  58. Schachner, D. A., & Shaver, P. R. (2004). Attachment dimensions and sexual motives. Personal Relationships, 11, 179–195.CrossRefGoogle Scholar
  59. Sikkema, K. J., Heckman, T. G., Kelly, J. A., Anderson, E. S., Winett, R. A., Solomon, L. J., et al. (1996). HIV risk behaviors among women living in low-income, inner-city housing developments. American Journal of Public Health, 86, 1123–1128.PubMedCrossRefGoogle Scholar
  60. Simpson, J. A., Rholes, W. S., & Phillips, D. (1996). Conflict in close relationships: An attachment perspective. Journal of Personality and Social Psychology, 71, 899–914.PubMedCrossRefGoogle Scholar
  61. Sionean, C., DiClemente, R. J., Wingood, G. M., Crosby, R., Cobb, B. K., Harrington, K., et al. (2002). Psychosocial and behavioral correlates of refusing unwanted sex among African-American adolescent females. Journal of Adolescent Health, 30, 55–63.PubMedCrossRefGoogle Scholar
  62. Sobel, M. E. (1982). Asymptotic intervals for indirect effects in structural equations models. In S. Leinhart (Ed.), Sociological methodology (pp. 290–312). San Francisco: Josey-Bass.Google Scholar
  63. Tracy, J. L., Shaver, P. R., Albino, A. W., & Cooper, M. (2003). Attachment styles and adolescent sexuality. [References]. In Florsheim Paul (Ed.), Dept of Psychology; U Utah (2003) Adolescent romantic relations and sexual behavior: Theory, research, and practical implications (pp. 137–159). Mahwah, NJ: Lawrence Erlbaum Associates, Publishers.Google Scholar
  64. Turner C. F., Ku L., Rogers S. M., Lindberg L. D., Pleack J. H., & Sonenstein, F. L. (1998). Adolescent sexual behavior, drug use, and violence: Increased reporting with computer survey technology. Science, 280, 867–873.PubMedCrossRefGoogle Scholar
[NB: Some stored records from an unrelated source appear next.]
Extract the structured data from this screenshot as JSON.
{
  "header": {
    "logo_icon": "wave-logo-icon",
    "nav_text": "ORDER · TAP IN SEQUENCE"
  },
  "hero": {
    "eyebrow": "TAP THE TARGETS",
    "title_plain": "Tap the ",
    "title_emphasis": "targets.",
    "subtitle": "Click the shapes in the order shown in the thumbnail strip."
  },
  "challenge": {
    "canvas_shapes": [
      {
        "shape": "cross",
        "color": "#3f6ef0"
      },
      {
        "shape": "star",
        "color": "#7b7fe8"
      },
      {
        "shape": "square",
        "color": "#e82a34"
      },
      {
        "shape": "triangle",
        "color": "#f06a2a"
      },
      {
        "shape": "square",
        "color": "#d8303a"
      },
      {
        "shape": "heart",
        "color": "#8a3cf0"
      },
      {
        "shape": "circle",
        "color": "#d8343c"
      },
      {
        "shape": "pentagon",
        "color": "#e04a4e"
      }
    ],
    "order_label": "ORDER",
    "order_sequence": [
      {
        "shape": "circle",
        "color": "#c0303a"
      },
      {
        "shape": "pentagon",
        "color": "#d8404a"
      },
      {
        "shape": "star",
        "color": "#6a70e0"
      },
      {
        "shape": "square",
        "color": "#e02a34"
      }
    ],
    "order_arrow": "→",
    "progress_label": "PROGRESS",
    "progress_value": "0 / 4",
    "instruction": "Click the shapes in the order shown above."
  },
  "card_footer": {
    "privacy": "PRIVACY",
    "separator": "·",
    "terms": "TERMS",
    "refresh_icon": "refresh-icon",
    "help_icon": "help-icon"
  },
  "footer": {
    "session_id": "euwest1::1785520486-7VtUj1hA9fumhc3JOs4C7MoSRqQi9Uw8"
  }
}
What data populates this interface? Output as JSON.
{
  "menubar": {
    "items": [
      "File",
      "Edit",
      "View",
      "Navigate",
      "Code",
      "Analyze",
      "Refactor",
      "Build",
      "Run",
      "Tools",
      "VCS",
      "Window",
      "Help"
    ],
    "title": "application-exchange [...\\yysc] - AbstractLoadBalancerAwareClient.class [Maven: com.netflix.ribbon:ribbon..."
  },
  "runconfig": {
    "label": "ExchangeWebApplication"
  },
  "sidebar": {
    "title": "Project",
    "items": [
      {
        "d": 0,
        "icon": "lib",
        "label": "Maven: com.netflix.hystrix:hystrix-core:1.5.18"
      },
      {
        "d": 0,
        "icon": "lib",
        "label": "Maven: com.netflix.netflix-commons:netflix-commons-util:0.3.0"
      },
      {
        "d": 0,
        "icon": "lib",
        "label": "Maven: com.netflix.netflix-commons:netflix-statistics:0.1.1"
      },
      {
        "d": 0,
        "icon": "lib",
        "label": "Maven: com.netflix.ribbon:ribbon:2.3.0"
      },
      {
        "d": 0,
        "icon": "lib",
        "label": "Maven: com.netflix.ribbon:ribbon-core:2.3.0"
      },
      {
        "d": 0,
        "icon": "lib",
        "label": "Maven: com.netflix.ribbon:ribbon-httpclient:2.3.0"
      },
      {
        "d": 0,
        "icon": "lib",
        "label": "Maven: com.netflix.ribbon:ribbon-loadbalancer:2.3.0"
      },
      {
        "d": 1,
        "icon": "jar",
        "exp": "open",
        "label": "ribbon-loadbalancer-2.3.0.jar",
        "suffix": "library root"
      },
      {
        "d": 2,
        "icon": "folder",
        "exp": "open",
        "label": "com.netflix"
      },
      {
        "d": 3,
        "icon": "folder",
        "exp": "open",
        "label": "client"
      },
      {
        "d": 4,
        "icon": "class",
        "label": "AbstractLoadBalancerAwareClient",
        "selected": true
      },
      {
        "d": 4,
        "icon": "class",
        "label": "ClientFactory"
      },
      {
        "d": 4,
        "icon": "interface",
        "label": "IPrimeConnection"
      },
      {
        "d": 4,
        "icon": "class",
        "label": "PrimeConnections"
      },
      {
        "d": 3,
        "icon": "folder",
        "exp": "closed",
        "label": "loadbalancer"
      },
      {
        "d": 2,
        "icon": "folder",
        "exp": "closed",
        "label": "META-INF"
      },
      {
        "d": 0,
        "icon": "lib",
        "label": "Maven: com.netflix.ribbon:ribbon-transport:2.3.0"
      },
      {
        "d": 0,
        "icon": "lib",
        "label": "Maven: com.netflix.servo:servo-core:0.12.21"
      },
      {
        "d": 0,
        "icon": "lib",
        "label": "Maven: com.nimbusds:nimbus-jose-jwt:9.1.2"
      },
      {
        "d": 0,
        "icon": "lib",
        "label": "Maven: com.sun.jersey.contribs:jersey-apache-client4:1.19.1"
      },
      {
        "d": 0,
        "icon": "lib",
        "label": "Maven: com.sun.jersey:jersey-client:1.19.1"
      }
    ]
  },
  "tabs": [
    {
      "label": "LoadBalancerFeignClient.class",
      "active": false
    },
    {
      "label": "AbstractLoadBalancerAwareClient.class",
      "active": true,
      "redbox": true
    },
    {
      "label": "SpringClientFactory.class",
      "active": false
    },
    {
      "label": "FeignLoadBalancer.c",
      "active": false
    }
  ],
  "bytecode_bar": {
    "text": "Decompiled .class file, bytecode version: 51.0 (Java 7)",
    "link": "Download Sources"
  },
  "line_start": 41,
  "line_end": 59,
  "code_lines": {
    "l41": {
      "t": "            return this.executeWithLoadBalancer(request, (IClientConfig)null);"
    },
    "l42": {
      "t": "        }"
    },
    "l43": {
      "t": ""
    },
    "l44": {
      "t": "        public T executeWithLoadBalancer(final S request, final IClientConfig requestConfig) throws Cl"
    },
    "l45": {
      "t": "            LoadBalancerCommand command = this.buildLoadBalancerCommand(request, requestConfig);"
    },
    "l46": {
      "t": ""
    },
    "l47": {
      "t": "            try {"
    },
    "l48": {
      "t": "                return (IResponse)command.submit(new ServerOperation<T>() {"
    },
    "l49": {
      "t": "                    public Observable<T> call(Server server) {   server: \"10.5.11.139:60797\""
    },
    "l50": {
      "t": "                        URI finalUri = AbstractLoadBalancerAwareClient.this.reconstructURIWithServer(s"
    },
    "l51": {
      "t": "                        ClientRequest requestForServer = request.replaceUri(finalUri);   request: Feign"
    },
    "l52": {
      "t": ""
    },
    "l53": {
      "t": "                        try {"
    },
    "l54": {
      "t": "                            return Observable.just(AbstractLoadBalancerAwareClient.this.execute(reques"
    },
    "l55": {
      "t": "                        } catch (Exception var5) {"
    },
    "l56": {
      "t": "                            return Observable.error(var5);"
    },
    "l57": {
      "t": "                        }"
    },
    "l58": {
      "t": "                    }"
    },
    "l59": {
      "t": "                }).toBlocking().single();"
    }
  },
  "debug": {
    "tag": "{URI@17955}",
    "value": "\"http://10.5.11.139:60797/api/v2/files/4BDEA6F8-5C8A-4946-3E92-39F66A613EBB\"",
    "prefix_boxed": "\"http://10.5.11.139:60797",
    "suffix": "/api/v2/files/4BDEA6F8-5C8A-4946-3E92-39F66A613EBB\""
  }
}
Copyright information

© Springer Science+Business Media, Inc. 2006

Authors and Affiliations

  • Trace S. Kershaw
    • 1
  • Stephanie Milan
    • 2
  • Claire Westdahl
    • 3
  • Jessica Lewis
    • 1
  • Sharon Schindler Rising
    • 4
  • Rachel Fletcher
    • 5
  • Jeannette Ickovics
    • 1
  1. 1.Department of Epidemiology and Public Health, and Center for Interdisciplinary Research on AIDSYale UniversityNew HavenUSA
  2. 2.Department of PsychologyUniversity of ConnecticutStorrsUSA
  3. 3.Emory UniversityAtlantaUSA
  4. 4.Centering Pregnancy and Parenting AssociationChesireUSA
  5. 5.Macalester CollegeSt. PaulUSA

Personalised recommendations